Activity: For this exercise, return all the data exactly as it stands.

:: Data for review

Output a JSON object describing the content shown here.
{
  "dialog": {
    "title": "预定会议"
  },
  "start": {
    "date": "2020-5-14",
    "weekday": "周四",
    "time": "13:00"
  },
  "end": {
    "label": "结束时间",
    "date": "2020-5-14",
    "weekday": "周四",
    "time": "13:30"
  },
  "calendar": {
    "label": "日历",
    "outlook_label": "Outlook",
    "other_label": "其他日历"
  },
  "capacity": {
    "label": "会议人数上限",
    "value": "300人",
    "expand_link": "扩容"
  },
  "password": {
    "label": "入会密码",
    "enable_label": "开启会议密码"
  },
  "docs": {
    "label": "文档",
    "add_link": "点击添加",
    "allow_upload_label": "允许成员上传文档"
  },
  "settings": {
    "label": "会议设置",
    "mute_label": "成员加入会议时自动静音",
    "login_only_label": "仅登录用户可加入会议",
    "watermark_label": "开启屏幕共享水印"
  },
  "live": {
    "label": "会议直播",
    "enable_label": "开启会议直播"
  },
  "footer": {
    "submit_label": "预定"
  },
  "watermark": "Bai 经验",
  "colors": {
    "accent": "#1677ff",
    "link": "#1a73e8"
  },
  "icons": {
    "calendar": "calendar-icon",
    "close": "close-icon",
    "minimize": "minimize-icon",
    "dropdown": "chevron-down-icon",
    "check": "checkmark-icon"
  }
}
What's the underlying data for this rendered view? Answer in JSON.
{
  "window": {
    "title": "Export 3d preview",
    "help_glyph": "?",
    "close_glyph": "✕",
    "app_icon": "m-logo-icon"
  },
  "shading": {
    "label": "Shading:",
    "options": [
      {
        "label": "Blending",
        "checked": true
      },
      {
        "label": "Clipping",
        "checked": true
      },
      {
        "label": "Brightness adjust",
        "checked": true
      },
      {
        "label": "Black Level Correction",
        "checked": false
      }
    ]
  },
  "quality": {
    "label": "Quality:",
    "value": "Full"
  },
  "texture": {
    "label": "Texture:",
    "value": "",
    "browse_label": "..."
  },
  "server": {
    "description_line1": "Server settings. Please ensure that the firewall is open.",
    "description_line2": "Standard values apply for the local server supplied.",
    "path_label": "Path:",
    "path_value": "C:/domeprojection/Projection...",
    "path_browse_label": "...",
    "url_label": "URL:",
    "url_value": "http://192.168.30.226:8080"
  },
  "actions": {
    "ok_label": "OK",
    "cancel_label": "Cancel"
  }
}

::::

Answer to this task:
Output a JSON object describing the content shown here.
{
  "dialog": {
    "title": "预定会议"
  },
  "start": {
    "date": "2020-5-14",
    "weekday": "周四",
    "time": "13:00"
  },
  "end": {
    "label": "结束时间",
    "date": "2020-5-14",
    "weekday": "周四",
    "time": "13:30"
  },
  "calendar": {
    "label": "日历",
    "outlook_label": "Outlook",
    "other_label": "其他日历"
  },
  "capacity": {
    "label": "会议人数上限",
    "value": "300人",
    "expand_link": "扩容"
  },
  "password": {
    "label": "入会密码",
    "enable_label": "开启会议密码"
  },
  "docs": {
    "label": "文档",
    "add_link": "点击添加",
    "allow_upload_label": "允许成员上传文档"
  },
  "settings": {
    "label": "会议设置",
    "mute_label": "成员加入会议时自动静音",
    "login_only_label": "仅登录用户可加入会议",
    "watermark_label": "开启屏幕共享水印"
  },
  "live": {
    "label": "会议直播",
    "enable_label": "开启会议直播"
  },
  "footer": {
    "submit_label": "预定"
  },
  "watermark": "Bai 经验",
  "colors": {
    "accent": "#1677ff",
    "link": "#1a73e8"
  },
  "icons": {
    "calendar": "calendar-icon",
    "close": "close-icon",
    "minimize": "minimize-icon",
    "dropdown": "chevron-down-icon",
    "check": "checkmark-icon"
  }
}
What's the underlying data for this rendered view? Answer in JSON.
{
  "window": {
    "title": "Export 3d preview",
    "help_glyph": "?",
    "close_glyph": "✕",
    "app_icon": "m-logo-icon"
  },
  "shading": {
    "label": "Shading:",
    "options": [
      {
        "label": "Blending",
        "checked": true
      },
      {
        "label": "Clipping",
        "checked": true
      },
      {
        "label": "Brightness adjust",
        "checked": true
      },
      {
        "label": "Black Level Correction",
        "checked": false
      }
    ]
  },
  "quality": {
    "label": "Quality:",
    "value": "Full"
  },
  "texture": {
    "label": "Texture:",
    "value": "",
    "browse_label": "..."
  },
  "server": {
    "description_line1": "Server settings. Please ensure that the firewall is open.",
    "description_line2": "Standard values apply for the local server supplied.",
    "path_label": "Path:",
    "path_value": "C:/domeprojection/Projection...",
    "path_browse_label": "...",
    "url_label": "URL:",
    "url_value": "http://192.168.30.226:8080"
  },
  "actions": {
    "ok_label": "OK",
    "cancel_label": "Cancel"
  }
}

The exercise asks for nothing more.